»»
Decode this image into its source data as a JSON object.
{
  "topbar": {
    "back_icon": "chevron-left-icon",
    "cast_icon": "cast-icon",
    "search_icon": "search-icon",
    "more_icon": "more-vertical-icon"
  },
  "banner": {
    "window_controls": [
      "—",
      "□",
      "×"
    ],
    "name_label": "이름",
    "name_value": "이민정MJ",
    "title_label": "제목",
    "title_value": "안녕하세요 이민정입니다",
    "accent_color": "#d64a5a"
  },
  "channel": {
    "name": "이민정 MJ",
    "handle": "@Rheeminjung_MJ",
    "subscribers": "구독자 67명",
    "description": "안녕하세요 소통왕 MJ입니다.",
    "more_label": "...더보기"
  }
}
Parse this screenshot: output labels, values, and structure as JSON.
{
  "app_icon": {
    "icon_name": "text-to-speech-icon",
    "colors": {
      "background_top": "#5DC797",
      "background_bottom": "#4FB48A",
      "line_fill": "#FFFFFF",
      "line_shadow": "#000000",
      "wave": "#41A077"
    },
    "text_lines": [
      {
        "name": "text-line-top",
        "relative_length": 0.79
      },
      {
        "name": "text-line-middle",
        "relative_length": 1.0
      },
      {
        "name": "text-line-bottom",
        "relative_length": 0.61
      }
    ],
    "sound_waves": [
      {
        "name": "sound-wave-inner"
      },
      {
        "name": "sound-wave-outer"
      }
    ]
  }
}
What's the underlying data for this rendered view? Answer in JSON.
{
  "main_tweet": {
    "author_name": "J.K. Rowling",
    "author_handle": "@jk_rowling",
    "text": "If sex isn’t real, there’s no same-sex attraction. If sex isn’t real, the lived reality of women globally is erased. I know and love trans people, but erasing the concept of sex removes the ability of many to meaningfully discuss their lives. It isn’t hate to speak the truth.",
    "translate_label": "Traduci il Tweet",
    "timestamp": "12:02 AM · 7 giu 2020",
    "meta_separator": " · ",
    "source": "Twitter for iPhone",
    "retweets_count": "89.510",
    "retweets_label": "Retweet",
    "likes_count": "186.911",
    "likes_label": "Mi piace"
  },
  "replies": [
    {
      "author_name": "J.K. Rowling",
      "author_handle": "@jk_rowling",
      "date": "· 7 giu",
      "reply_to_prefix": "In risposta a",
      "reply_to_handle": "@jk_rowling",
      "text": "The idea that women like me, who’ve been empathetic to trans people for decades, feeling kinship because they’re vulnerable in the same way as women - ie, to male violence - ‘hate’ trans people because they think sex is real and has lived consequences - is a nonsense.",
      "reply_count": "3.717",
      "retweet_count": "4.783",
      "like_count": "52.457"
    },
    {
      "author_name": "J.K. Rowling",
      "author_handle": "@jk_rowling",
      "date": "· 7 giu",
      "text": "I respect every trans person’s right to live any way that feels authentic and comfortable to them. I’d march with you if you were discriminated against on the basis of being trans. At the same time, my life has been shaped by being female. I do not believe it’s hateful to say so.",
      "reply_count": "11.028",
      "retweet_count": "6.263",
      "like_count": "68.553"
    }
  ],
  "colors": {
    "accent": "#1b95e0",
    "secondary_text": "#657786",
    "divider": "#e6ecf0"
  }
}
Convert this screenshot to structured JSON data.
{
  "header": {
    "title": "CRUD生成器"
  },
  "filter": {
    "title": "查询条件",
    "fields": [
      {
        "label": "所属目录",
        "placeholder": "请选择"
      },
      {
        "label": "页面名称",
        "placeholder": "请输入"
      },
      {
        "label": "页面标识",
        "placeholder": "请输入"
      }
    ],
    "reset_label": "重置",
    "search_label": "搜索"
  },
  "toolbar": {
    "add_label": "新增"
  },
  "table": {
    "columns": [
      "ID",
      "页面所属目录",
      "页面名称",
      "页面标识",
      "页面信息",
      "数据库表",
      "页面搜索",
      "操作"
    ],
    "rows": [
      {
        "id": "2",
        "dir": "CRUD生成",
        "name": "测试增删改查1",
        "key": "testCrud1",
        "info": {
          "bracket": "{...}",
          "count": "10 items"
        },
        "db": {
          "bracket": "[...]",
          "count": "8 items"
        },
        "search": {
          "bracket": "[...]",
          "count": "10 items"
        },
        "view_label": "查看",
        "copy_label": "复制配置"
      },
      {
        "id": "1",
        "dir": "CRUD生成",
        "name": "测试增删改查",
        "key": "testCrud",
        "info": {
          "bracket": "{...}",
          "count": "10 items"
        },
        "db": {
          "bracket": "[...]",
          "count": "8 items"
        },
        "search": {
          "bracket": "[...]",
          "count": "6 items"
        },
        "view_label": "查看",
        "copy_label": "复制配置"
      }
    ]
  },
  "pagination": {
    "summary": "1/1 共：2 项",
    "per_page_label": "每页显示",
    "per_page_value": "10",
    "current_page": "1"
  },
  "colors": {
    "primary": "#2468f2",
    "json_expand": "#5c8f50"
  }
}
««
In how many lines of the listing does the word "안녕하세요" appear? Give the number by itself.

2